Work task: A bare count is the expected answer, namely the number of lines in the records that have the word "Doxygen".

BEGIN Given data

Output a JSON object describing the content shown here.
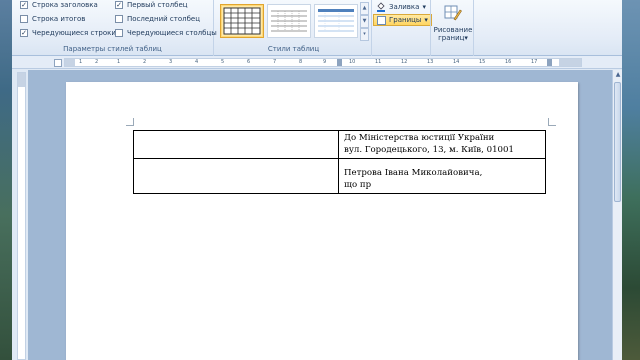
{
  "ribbon": {
    "options_group": {
      "caption": "Параметры стилей таблиц",
      "checkboxes": [
        {
          "label": "Строка заголовка",
          "checked": true
        },
        {
          "label": "Строка итогов",
          "checked": false
        },
        {
          "label": "Чередующиеся строки",
          "checked": true
        },
        {
          "label": "Первый столбец",
          "checked": true
        },
        {
          "label": "Последний столбец",
          "checked": false
        },
        {
          "label": "Чередующиеся столбцы",
          "checked": false
        }
      ]
    },
    "styles_group": {
      "caption": "Стили таблиц",
      "scroll_up": "▲",
      "scroll_down": "▼",
      "scroll_more": "▾"
    },
    "fill_label": "Заливка",
    "borders_label": "Границы",
    "dropdown_arrow": "▾",
    "draw_borders": {
      "line1": "Рисование",
      "line2": "границ",
      "arrow": "▾"
    }
  },
  "ruler": {
    "numbers": [
      "1",
      "2",
      "1",
      "2",
      "3",
      "4",
      "5",
      "6",
      "7",
      "8",
      "9",
      "10",
      "11",
      "12",
      "13",
      "14",
      "15",
      "16",
      "17"
    ]
  },
  "document": {
    "table": {
      "row1": {
        "left": "",
        "right_line1": "До Міністерства юстиції України",
        "right_line2": "вул. Городецького, 13, м. Київ, 01001"
      },
      "row2": {
        "left": "",
        "right_line1": "Петрова Івана Миколайовича,",
        "right_line2": "що пр"
      }
    }
  },
  "icons": {
    "checkmark": "✓",
    "fill": "paint-bucket-icon",
    "borders": "borders-icon",
    "draw": "pencil-table-icon"
  },
  "colors": {
    "ribbon_bg": "#e4ecf7",
    "selected_style": "#ffe9a8",
    "active_button": "#ffd560",
    "document_bg": "#9fb7d3",
    "page": "#ffffff"
  }
}
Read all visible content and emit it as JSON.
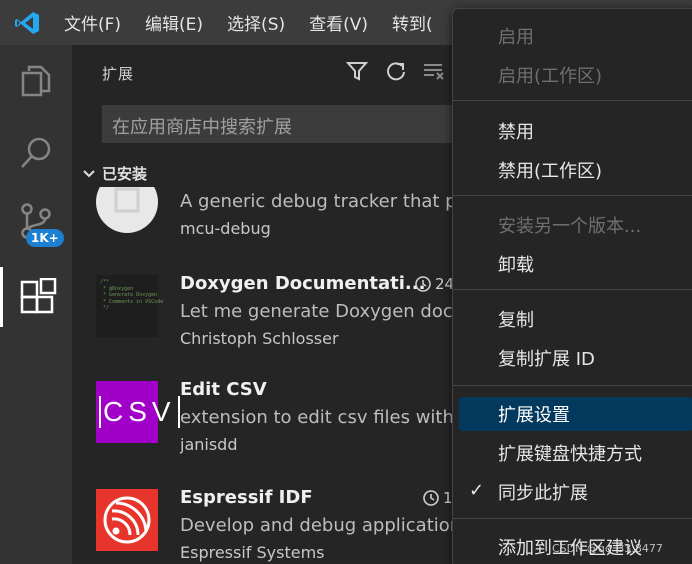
{
  "menubar": {
    "items": [
      "文件(F)",
      "编辑(E)",
      "选择(S)",
      "查看(V)",
      "转到("
    ]
  },
  "activity_bar": {
    "badge": "1K+"
  },
  "sidebar": {
    "title": "扩展",
    "search_placeholder": "在应用商店中搜索扩展",
    "section_title": "已安装",
    "extensions": [
      {
        "name": "",
        "description": "A generic debug tracker that pro",
        "publisher": "mcu-debug",
        "meta": ""
      },
      {
        "name": "Doxygen Documentati...",
        "description": "Let me generate Doxygen docu",
        "publisher": "Christoph Schlosser",
        "meta": "24",
        "icon_text": "/**\n * @Doxygen\n * Generate Doxygen\n * Comments in VSCode\n */"
      },
      {
        "name": "Edit CSV",
        "description": "extension to edit csv files with a",
        "publisher": "janisdd",
        "meta": "",
        "icon_text": "CSV"
      },
      {
        "name": "Espressif IDF",
        "description": "Develop and debug applications",
        "publisher": "Espressif Systems",
        "meta": "1"
      }
    ]
  },
  "context_menu": {
    "items": [
      {
        "label": "启用",
        "disabled": true
      },
      {
        "label": "启用(工作区)",
        "disabled": true
      },
      {
        "label": "禁用",
        "disabled": false
      },
      {
        "label": "禁用(工作区)",
        "disabled": false
      },
      {
        "label": "安装另一个版本...",
        "disabled": true
      },
      {
        "label": "卸载",
        "disabled": false
      },
      {
        "label": "复制",
        "disabled": false
      },
      {
        "label": "复制扩展 ID",
        "disabled": false
      },
      {
        "label": "扩展设置",
        "disabled": false,
        "selected": true
      },
      {
        "label": "扩展键盘快捷方式",
        "disabled": false
      },
      {
        "label": "同步此扩展",
        "disabled": false,
        "checked": true
      },
      {
        "label": "添加到工作区建议",
        "disabled": false
      }
    ]
  },
  "watermark": "CSDN @qq_33.8477",
  "colors": {
    "accent": "#007acc",
    "selection": "#04395e",
    "badge": "#1d7fd1"
  }
}
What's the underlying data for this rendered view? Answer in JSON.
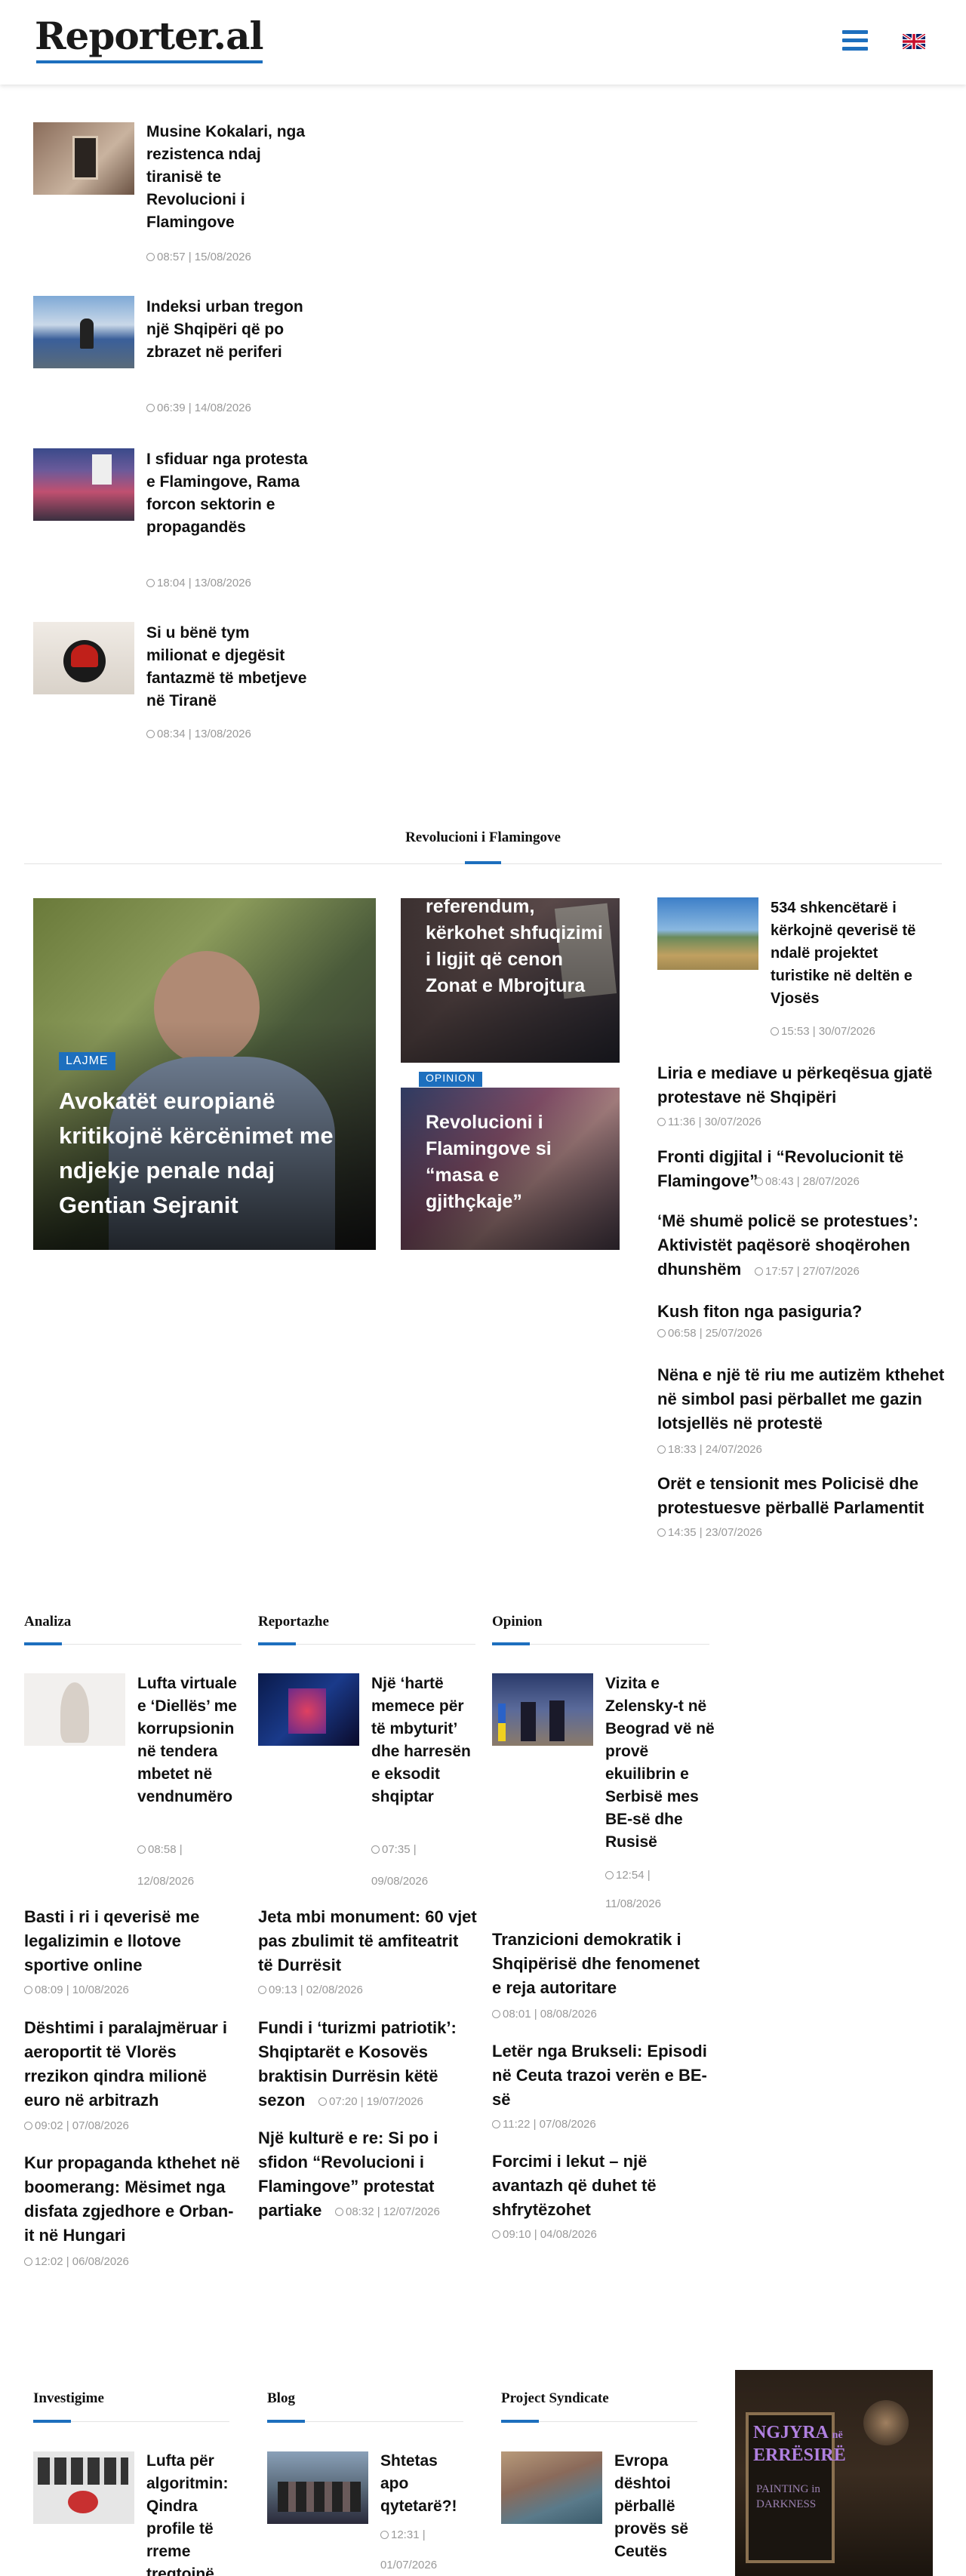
{
  "header": {
    "logo": "Reporter.al",
    "menu_icon": "hamburger-menu-icon",
    "lang_icon": "uk-flag-icon"
  },
  "latest": [
    {
      "title": "Musine Kokalari, nga rezistenca ndaj tiranisë te Revolucioni i Flamingove",
      "meta": "08:57 | 15/08/2026"
    },
    {
      "title": "Indeksi urban tregon një Shqipëri që po zbrazet në periferi",
      "meta": "06:39 | 14/08/2026"
    },
    {
      "title": "I sfiduar nga protesta e Flamingove, Rama forcon sektorin e propagandës",
      "meta": "18:04 | 13/08/2026"
    },
    {
      "title": "Si u bënë tym milionat e djegësit fantazmë të mbetjeve në Tiranë",
      "meta": "08:34 | 13/08/2026"
    }
  ],
  "flamingo": {
    "title": "Revolucioni i Flamingove",
    "main": {
      "badge": "LAJME",
      "title": "Avokatët europianë kritikojnë kërcënimet me ndjekje penale ndaj Gentian Sejranit"
    },
    "mid1": {
      "title": "referendum, kërkohet shfuqizimi i ligjit që cenon Zonat e Mbrojtura"
    },
    "mid2": {
      "badge": "OPINION",
      "title": "Revolucioni i Flamingove si “masa e gjithçkaje”"
    },
    "side_top": {
      "title": "534 shkencëtarë i kërkojnë qeverisë të ndalë projektet turistike në deltën e Vjosës",
      "meta": "15:53 | 30/07/2026"
    },
    "side_list": [
      {
        "title": "Liria e mediave u përkeqësua gjatë protestave në Shqipëri",
        "meta": "11:36 | 30/07/2026"
      },
      {
        "title": "Fronti digjital i “Revolucionit të Flamingove”",
        "meta": "08:43 | 28/07/2026"
      },
      {
        "title": "‘Më shumë policë se protestues’: Aktivistët paqësorë shoqërohen dhunshëm",
        "meta": "17:57 | 27/07/2026"
      },
      {
        "title": "Kush fiton nga pasiguria?",
        "meta": "06:58 | 25/07/2026"
      },
      {
        "title": "Nëna e një të riu me autizëm kthehet në simbol pasi përballet me gazin lotsjellës në protestë",
        "meta": "18:33 | 24/07/2026"
      },
      {
        "title": "Orët e tensionit mes Policisë dhe protestuesve përballë Parlamentit",
        "meta": "14:35 | 23/07/2026"
      }
    ]
  },
  "analiza": {
    "title": "Analiza",
    "feature": {
      "title": "Lufta virtuale e ‘Diellës’ me korrupsionin në tendera mbetet në vendnumëro",
      "meta1": "08:58 |",
      "meta2": "12/08/2026"
    },
    "list": [
      {
        "title": "Basti i ri i qeverisë me legalizimin e llotove sportive online",
        "meta": "08:09 | 10/08/2026"
      },
      {
        "title": "Dështimi i paralajmëruar i aeroportit të Vlorës rrezikon qindra milionë euro në arbitrazh",
        "meta": "09:02 | 07/08/2026"
      },
      {
        "title": "Kur propaganda kthehet në boomerang: Mësimet nga disfata zgjedhore e Orban-it në Hungari",
        "meta": "12:02 | 06/08/2026"
      }
    ]
  },
  "reportazhe": {
    "title": "Reportazhe",
    "feature": {
      "title": "Një ‘hartë memece për të mbyturit’ dhe harresën e eksodit shqiptar",
      "meta1": "07:35 |",
      "meta2": "09/08/2026"
    },
    "list": [
      {
        "title": "Jeta mbi monument: 60 vjet pas zbulimit të amfiteatrit të Durrësit",
        "meta": "09:13 | 02/08/2026"
      },
      {
        "title_lines": [
          "Fundi i ‘turizmi patriotik’:",
          "Shqiptarët e Kosovës",
          "braktisin Durrësin këtë",
          "sezon"
        ],
        "meta": "07:20 | 19/07/2026"
      },
      {
        "title_lines": [
          "Një kulturë e re: Si po i",
          "sfidon “Revolucioni i",
          "Flamingove” protestat",
          "partiake"
        ],
        "meta": "08:32 | 12/07/2026"
      }
    ]
  },
  "opinion": {
    "title": "Opinion",
    "feature": {
      "title": "Vizita e Zelensky-t në Beograd vë në provë ekuilibrin e Serbisë mes BE-së dhe Rusisë",
      "meta1": "12:54 |",
      "meta2": "11/08/2026"
    },
    "list": [
      {
        "title": "Tranzicioni demokratik i Shqipërisë dhe fenomenet e reja autoritare",
        "meta": "08:01 | 08/08/2026"
      },
      {
        "title": "Letër nga Brukseli: Episodi në Ceuta trazoi verën e BE-së",
        "meta": "11:22 | 07/08/2026"
      },
      {
        "title": "Forcimi i lekut – një avantazh që duhet të shfrytëzohet",
        "meta": "09:10 | 04/08/2026"
      }
    ]
  },
  "investigime": {
    "title": "Investigime",
    "feature": {
      "title": "Lufta për algoritmin: Qindra profile të rreme tregtojnë"
    }
  },
  "blog": {
    "title": "Blog",
    "feature": {
      "title": "Shtetas apo qytetarë?!",
      "meta1": "12:31 |",
      "meta2": "01/07/2026"
    }
  },
  "syndicate": {
    "title": "Project Syndicate",
    "feature": {
      "title": "Evropa dështoi përballë provës së Ceutës"
    }
  },
  "ad": {
    "line1": "NGJYRA",
    "line1b": "në",
    "line2": "ERRËSIRË",
    "line3": "PAINTING in",
    "line4": "DARKNESS"
  }
}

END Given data

Answer to this task: 3